She held my hand as the flight took off, but a little too firmly. She put her arm around my neck, tight enough to choke me. She squeezed and pinched and laughed when it caused pain. “That’s what the relationship between a stepmom and stepdaughter is supposed to be like” she giggled, looking out of the airplane window at the lights of the city she had grown up in becoming tiny specks.
We were on our first flight together towards Singapore where we would start our life as a family – she and her dad, my daughter and me.
“Hold on” I said to my new stepdaughter (who was later conferred the title of tween Princess). “ All the books I read said it was the step mom who was mean to the girl, not the other way around. This doesn’t look like Cinderella to me. Are you saying our story is going to be different?”
She smiled but didn’t reply.
“We should find a new name for our story.”
“How about Pinderella?’’ she ventured, with the diffidence of a ten year old who wasn’t sure about the turn her life was about to take.
And thus began the story of our life.
When my husband, HH (short for His Highness on account of the girls being named, Drama Queen and Princess in chronological order; or Handsome Husband, which is what he secretly wishes to be called) and I decided to get married, we braced ourselves for exciting times ahead. And five months later, it has been all that and more.
Becoming a mother is a unique and universal experience. Each woman who has given birth can attest to the contradictory feelings that motherhood sets off in us after months of pregnancy. While multi-tasking like never before, you feel inadequate. While dealing with the strength of maternal instinct, you grapple with vulnerability where your child is concerned. You love fiercely, live fully and revel in the maze of motherhood. A large part of motherhood is based on instinct, honed by the special relationship you had with your biological child in utero. How then to prepare for mothering a child who is now yours but who did not, as Kahlil Gibran puts it “come through you”?

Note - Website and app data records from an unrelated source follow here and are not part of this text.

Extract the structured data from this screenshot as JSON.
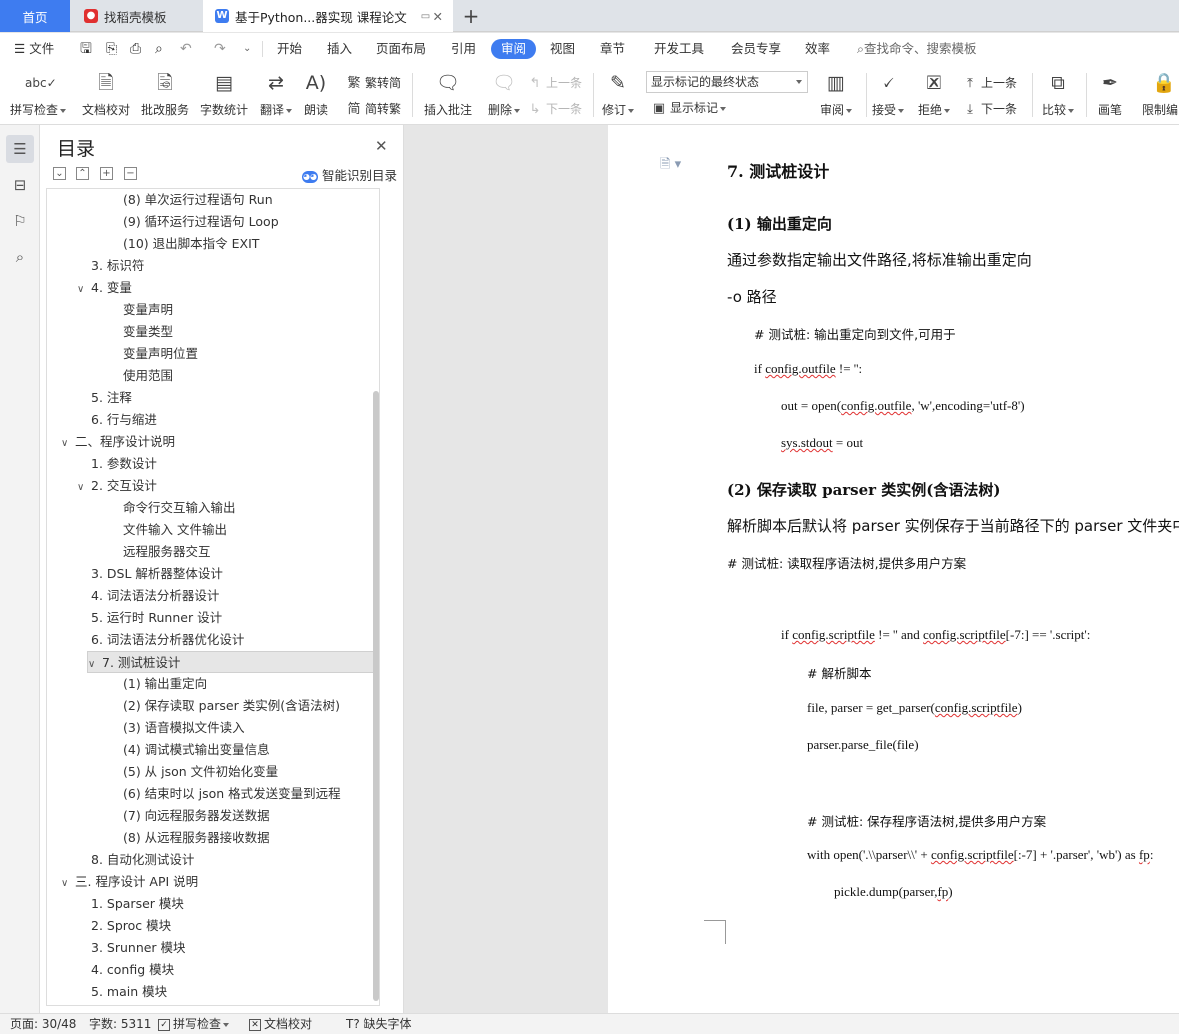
{
  "tabs": {
    "home": "首页",
    "template": "找稻壳模板",
    "document": "基于Python...器实现 课程论文",
    "new_tab": "+"
  },
  "menu": {
    "file": "文件",
    "items": [
      "开始",
      "插入",
      "页面布局",
      "引用",
      "审阅",
      "视图",
      "章节",
      "开发工具",
      "会员专享",
      "效率"
    ],
    "active": "审阅",
    "search": "查找命令、搜索模板"
  },
  "toolbar": {
    "spell_check": "拼写检查",
    "doc_proof": "文档校对",
    "batch_service": "批改服务",
    "word_count": "字数统计",
    "translate": "翻译",
    "read_aloud": "朗读",
    "to_traditional": "繁转简",
    "to_simplified": "简转繁",
    "insert_comment": "插入批注",
    "delete": "删除",
    "prev_comment": "上一条",
    "next_comment": "下一条",
    "track_changes": "修订",
    "mark_state": "显示标记的最终状态",
    "show_markup": "显示标记",
    "review": "审阅",
    "accept": "接受",
    "reject": "拒绝",
    "prev_change": "上一条",
    "next_change": "下一条",
    "compare": "比较",
    "pen": "画笔",
    "restrict_edit": "限制编"
  },
  "toc": {
    "title": "目录",
    "smart_toc": "智能识别目录",
    "items": [
      {
        "label": "(8) 单次运行过程语句 Run",
        "level": 3
      },
      {
        "label": "(9) 循环运行过程语句 Loop",
        "level": 3
      },
      {
        "label": "(10) 退出脚本指令 EXIT",
        "level": 3
      },
      {
        "label": "3. 标识符",
        "level": 2
      },
      {
        "label": "4. 变量",
        "level": 2,
        "expanded": true
      },
      {
        "label": "变量声明",
        "level": 3
      },
      {
        "label": "变量类型",
        "level": 3
      },
      {
        "label": "变量声明位置",
        "level": 3
      },
      {
        "label": "使用范围",
        "level": 3
      },
      {
        "label": "5. 注释",
        "level": 2
      },
      {
        "label": "6. 行与缩进",
        "level": 2
      },
      {
        "label": "二、程序设计说明",
        "level": 1,
        "expanded": true
      },
      {
        "label": "1. 参数设计",
        "level": 2
      },
      {
        "label": "2. 交互设计",
        "level": 2,
        "expanded": true
      },
      {
        "label": "命令行交互输入输出",
        "level": 3
      },
      {
        "label": "文件输入  文件输出",
        "level": 3
      },
      {
        "label": "远程服务器交互",
        "level": 3
      },
      {
        "label": "3. DSL 解析器整体设计",
        "level": 2
      },
      {
        "label": "4. 词法语法分析器设计",
        "level": 2
      },
      {
        "label": "5. 运行时 Runner 设计",
        "level": 2
      },
      {
        "label": "6. 词法语法分析器优化设计",
        "level": 2
      },
      {
        "label": "7. 测试桩设计",
        "level": 2,
        "expanded": true,
        "selected": true
      },
      {
        "label": "(1) 输出重定向",
        "level": 3
      },
      {
        "label": "(2) 保存读取 parser 类实例(含语法树)",
        "level": 3
      },
      {
        "label": "(3) 语音模拟文件读入",
        "level": 3
      },
      {
        "label": "(4) 调试模式输出变量信息",
        "level": 3
      },
      {
        "label": "(5) 从 json 文件初始化变量",
        "level": 3
      },
      {
        "label": "(6) 结束时以 json 格式发送变量到远程",
        "level": 3
      },
      {
        "label": "(7) 向远程服务器发送数据",
        "level": 3
      },
      {
        "label": "(8) 从远程服务器接收数据",
        "level": 3
      },
      {
        "label": "8. 自动化测试设计",
        "level": 2
      },
      {
        "label": "三. 程序设计 API 说明",
        "level": 1,
        "expanded": true
      },
      {
        "label": "1. Sparser  模块",
        "level": 2
      },
      {
        "label": "2. Sproc  模块",
        "level": 2
      },
      {
        "label": "3. Srunner  模块",
        "level": 2
      },
      {
        "label": "4. config  模块",
        "level": 2
      },
      {
        "label": "5. main  模块",
        "level": 2
      }
    ]
  },
  "document": {
    "heading": "7.  测试桩设计",
    "sub1": "(1)  输出重定向",
    "p1": "通过参数指定输出文件路径,将标准输出重定向",
    "p2": "-o  路径",
    "c1_comment": "#  测试桩: 输出重定向到文件,可用于",
    "c1_l1": "if config.outfile != '':",
    "c1_l2": "out = open(config.outfile, 'w',encoding='utf-8')",
    "c1_l3": "sys.stdout = out",
    "sub2": "(2)  保存读取 parser 类实例(含语法树)",
    "p3": "解析脚本后默认将 parser 实例保存于当前路径下的 parser 文件夹中",
    "c2_comment": "#  测试桩: 读取程序语法树,提供多用户方案",
    "c2_l1": "if config.scriptfile != '' and config.scriptfile[-7:] == '.script':",
    "c2_l2": "#  解析脚本",
    "c2_l3": "file, parser = get_parser(config.scriptfile)",
    "c2_l4": "parser.parse_file(file)",
    "c2_l5": "#  测试桩: 保存程序语法树,提供多用户方案",
    "c2_l6": "with open('.\\\\parser\\\\' + config.scriptfile[:-7] + '.parser', 'wb') as fp:",
    "c2_l7": "pickle.dump(parser,fp)"
  },
  "status": {
    "page": "页面: 30/48",
    "words": "字数: 5311",
    "spell_check": "拼写检查",
    "doc_proof": "文档校对",
    "missing_font": "缺失字体"
  },
  "colors": {
    "accent": "#3e7cf0",
    "wps_red": "#e03030",
    "doc_icon": "#3e7cf0"
  }
}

Being a stepmom is tough and it begins with the title itself. No matter how old the child is, or who has been the primary caregiver, you are the one who starts with the wrong title. I never liked that term, with all its negative connotations, assumptions and behaviors.
Princess calls me “Ma”. I call her “my little girlie” when she is good and “Pinderella” when isn’t. She tells me about school as she sits on the kitchen counter while I cook. She sulks when I ask her to clean her room and makes faces when she has to eat veggies. I comb her hair. She teaches me how to swim. I ask her about her friends in the new school. She enquires about my job hunt. She borrows my sandals. I take her shopping. We bake sometimes. And talk for a few minutes each night before bed. She is learning to share her dad with me. I am trying to see how best to help her turn into the bold, brave, beautiful young woman I know is hiding below the tantrums and tears that have been her coping mechanism thus far.

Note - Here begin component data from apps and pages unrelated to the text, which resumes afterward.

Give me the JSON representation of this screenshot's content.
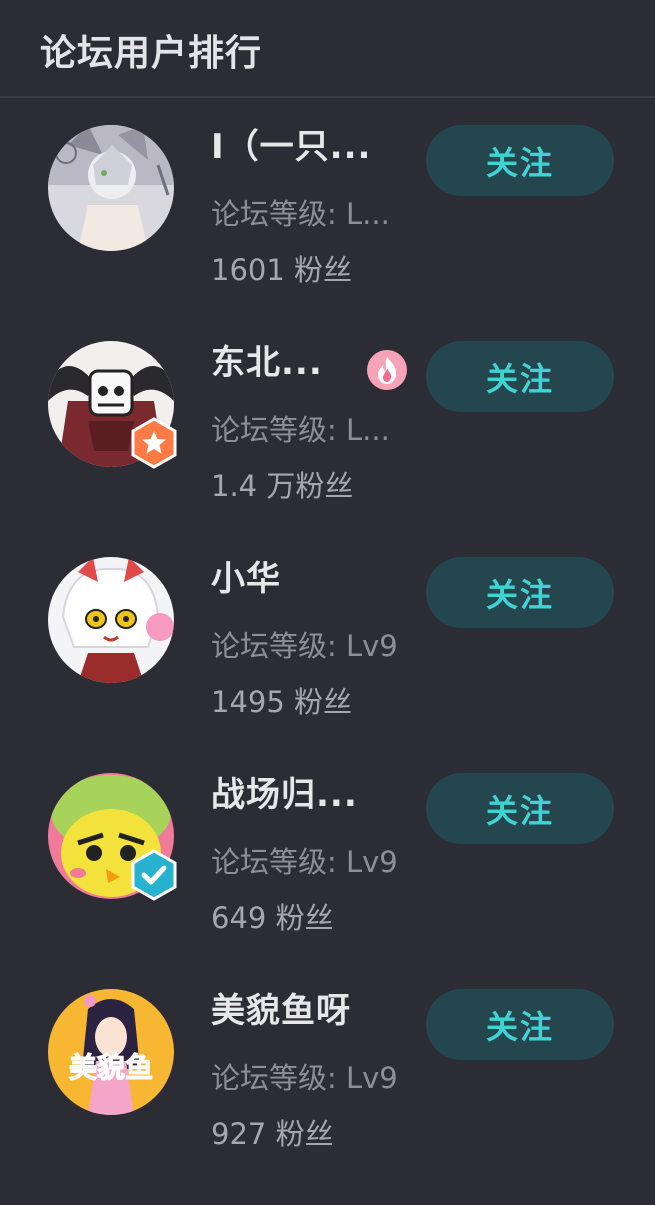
{
  "header": {
    "title": "论坛用户排行"
  },
  "users": [
    {
      "name": "I（一只...",
      "level": "论坛等级: L...",
      "fans": "1601 粉丝",
      "follow_label": "关注"
    },
    {
      "name": "东北...",
      "level": "论坛等级: L...",
      "fans": "1.4 万粉丝",
      "follow_label": "关注"
    },
    {
      "name": "小华",
      "level": "论坛等级: Lv9",
      "fans": "1495 粉丝",
      "follow_label": "关注"
    },
    {
      "name": "战场归...",
      "level": "论坛等级: Lv9",
      "fans": "649 粉丝",
      "follow_label": "关注"
    },
    {
      "name": "美貌鱼呀",
      "level": "论坛等级: Lv9",
      "fans": "927 粉丝",
      "follow_label": "关注",
      "avatar_text": "美貌鱼"
    }
  ],
  "colors": {
    "background": "#2c2d34",
    "follow_bg": "#24464e",
    "follow_text": "#41d3d3",
    "badge_orange": "#ff7a45",
    "badge_teal": "#27b3d0",
    "flame_pink": "#f6a3b8"
  },
  "icons": [
    "star-badge-icon",
    "verified-badge-icon",
    "flame-icon"
  ]
}
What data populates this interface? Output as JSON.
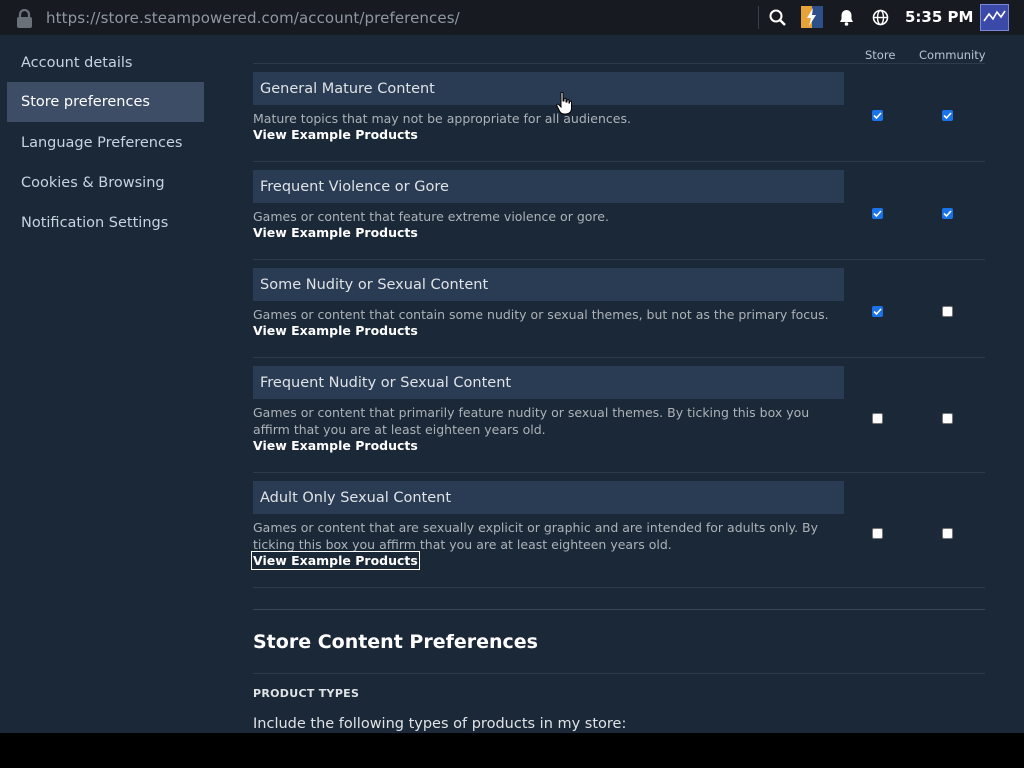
{
  "browser": {
    "url": "https://store.steampowered.com/account/preferences/",
    "clock": "5:35 PM",
    "tray_icons": [
      "search-icon",
      "game-app-icon",
      "bell-icon",
      "globe-icon",
      "avatar"
    ]
  },
  "sidebar": {
    "items": [
      {
        "label": "Account details",
        "active": false
      },
      {
        "label": "Store preferences",
        "active": true
      },
      {
        "label": "Language Preferences",
        "active": false
      },
      {
        "label": "Cookies & Browsing",
        "active": false
      },
      {
        "label": "Notification Settings",
        "active": false
      }
    ]
  },
  "columns": {
    "store": "Store",
    "community": "Community"
  },
  "categories": [
    {
      "title": "General Mature Content",
      "desc": "Mature topics that may not be appropriate for all audiences.",
      "link": "View Example Products",
      "store": true,
      "community": true
    },
    {
      "title": "Frequent Violence or Gore",
      "desc": "Games or content that feature extreme violence or gore.",
      "link": "View Example Products",
      "store": true,
      "community": true
    },
    {
      "title": "Some Nudity or Sexual Content",
      "desc": "Games or content that contain some nudity or sexual themes, but not as the primary focus.",
      "link": "View Example Products",
      "store": true,
      "community": false
    },
    {
      "title": "Frequent Nudity or Sexual Content",
      "desc": "Games or content that primarily feature nudity or sexual themes. By ticking this box you affirm that you are at least eighteen years old.",
      "link": "View Example Products",
      "store": false,
      "community": false
    },
    {
      "title": "Adult Only Sexual Content",
      "desc": "Games or content that are sexually explicit or graphic and are intended for adults only. By ticking this box you affirm that you are at least eighteen years old.",
      "link": "View Example Products",
      "store": false,
      "community": false
    }
  ],
  "store_content": {
    "title": "Store Content Preferences",
    "subhead": "PRODUCT TYPES",
    "include_text": "Include the following types of products in my store:"
  },
  "colors": {
    "page_bg": "#1b2838",
    "topbar_bg": "#171a21",
    "category_bar": "#2a3b54",
    "sidebar_active": "#3d4d65",
    "checkbox_checked": "#1a73e8"
  }
}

One day on a bus ride, we both observed a little baby, busy playing with his toes, the pacifier, a rattle and his mother’s hair.

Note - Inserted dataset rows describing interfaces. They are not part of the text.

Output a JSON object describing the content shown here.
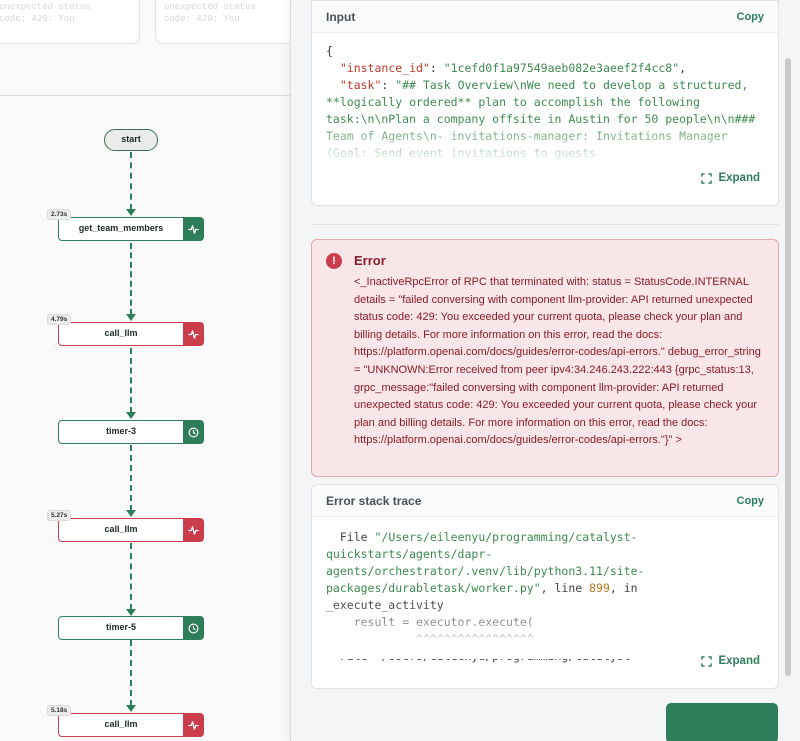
{
  "top_cards": [
    {
      "ghost_lines": [
        "unexpected status",
        "code: 429: You"
      ]
    },
    {
      "ghost_lines": [
        "unexpected status",
        "code: 429: You"
      ]
    }
  ],
  "workflow": {
    "start_label": "start",
    "nodes": [
      {
        "label": "get_team_members",
        "duration": "2.73s",
        "status": "success",
        "icon": "activity-icon"
      },
      {
        "label": "call_llm",
        "duration": "4.79s",
        "status": "error",
        "icon": "activity-icon"
      },
      {
        "label": "timer-3",
        "duration": "",
        "status": "success",
        "icon": "clock-icon"
      },
      {
        "label": "call_llm",
        "duration": "5.27s",
        "status": "error",
        "icon": "activity-icon"
      },
      {
        "label": "timer-5",
        "duration": "",
        "status": "success",
        "icon": "clock-icon"
      },
      {
        "label": "call_llm",
        "duration": "5.18s",
        "status": "error",
        "icon": "activity-icon"
      }
    ]
  },
  "input_card": {
    "title": "Input",
    "copy_label": "Copy",
    "expand_label": "Expand",
    "json_open": "{",
    "instance_id_key": "\"instance_id\"",
    "instance_id_value": "\"1cefd0f1a97549aeb082e3aeef2f4cc8\"",
    "task_key": "\"task\"",
    "task_value": "\"## Task Overview\\nWe need to develop a structured, **logically ordered** plan to accomplish the following task:\\n\\nPlan a company offsite in Austin for 50 people\\n\\n### Team of Agents\\n- invitations-manager: Invitations Manager (Goal: Send event invitations to guests"
  },
  "error": {
    "title": "Error",
    "message": "<_InactiveRpcError of RPC that terminated with: status = StatusCode.INTERNAL details = \"failed conversing with component llm-provider: API returned unexpected status code: 429: You exceeded your current quota, please check your plan and billing details. For more information on this error, read the docs: https://platform.openai.com/docs/guides/error-codes/api-errors.\" debug_error_string = \"UNKNOWN:Error received from peer ipv4:34.246.243.222:443 {grpc_status:13, grpc_message:\"failed conversing with component llm-provider: API returned unexpected status code: 429: You exceeded your current quota, please check your plan and billing details. For more information on this error, read the docs: https://platform.openai.com/docs/guides/error-codes/api-errors.\"}\" >"
  },
  "stack_trace_card": {
    "title": "Error stack trace",
    "copy_label": "Copy",
    "expand_label": "Expand",
    "file_prefix": "  File ",
    "file_path": "\"/Users/eileenyu/programming/catalyst-quickstarts/agents/dapr-agents/orchestrator/.venv/lib/python3.11/site-packages/durabletask/worker.py\"",
    "line_text": ", line ",
    "line_number": "899",
    "in_text": ", in",
    "function_name": "_execute_activity",
    "code_line": "    result = executor.execute(",
    "caret_line": "             ^^^^^^^^^^^^^^^^^",
    "next_line": "  File \"/Users/eileenyu/programming/catalyst-"
  },
  "colors": {
    "accent": "#2e7d5b",
    "error": "#cc3d4c",
    "error_bg": "#f9e6e8",
    "error_text": "#8b1c27"
  }
}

“What did you want Drama Queen (DQ) to be before she was born, boy or girl?” Princess asked.
“I knew I would have a daughter” I replied.
“What did you want me to be?” she asked, tongue-in-cheek.
I was speechless.
I had always hoped to have another baby, a sibling for DQ. But life did not grant me the chance to have a biological one. Instead I was handed this child, many years after I gave up on that dream. I was not given the luxury to choose. It was a package deal, a husband plus his child. I embraced them both. This time around, I am learning to expand my heart further. Once again, a wife; once more, a mother.
The day after we got married, we visited the home of a childhood friend. His kids were friends with Princess just as their dad and HH had been all these years. The grandmother of the children was home that afternoon. HH introduced me as “Princess’ new mother.” I smiled in relief.
I will take the title of “new mother” for a while, until its time to graduate to just “mother”.
As Gibran says in “The Prophet”
“Your children are not your children.
They are the sons and daughters of Life’s longing for itself.
They come through you but not from you.
And though they are with you yet they belong not to you.
You may give them your love but not your thoughts,
For they have their own thoughts.
You may house their bodies but not their souls,
For their souls dwell in the house of tomorrow, which you cannot visit, not even in your dreams.
You may strive to be like them, but seek not to make them like you.
For life goes not backward nor tarries with yesterday.”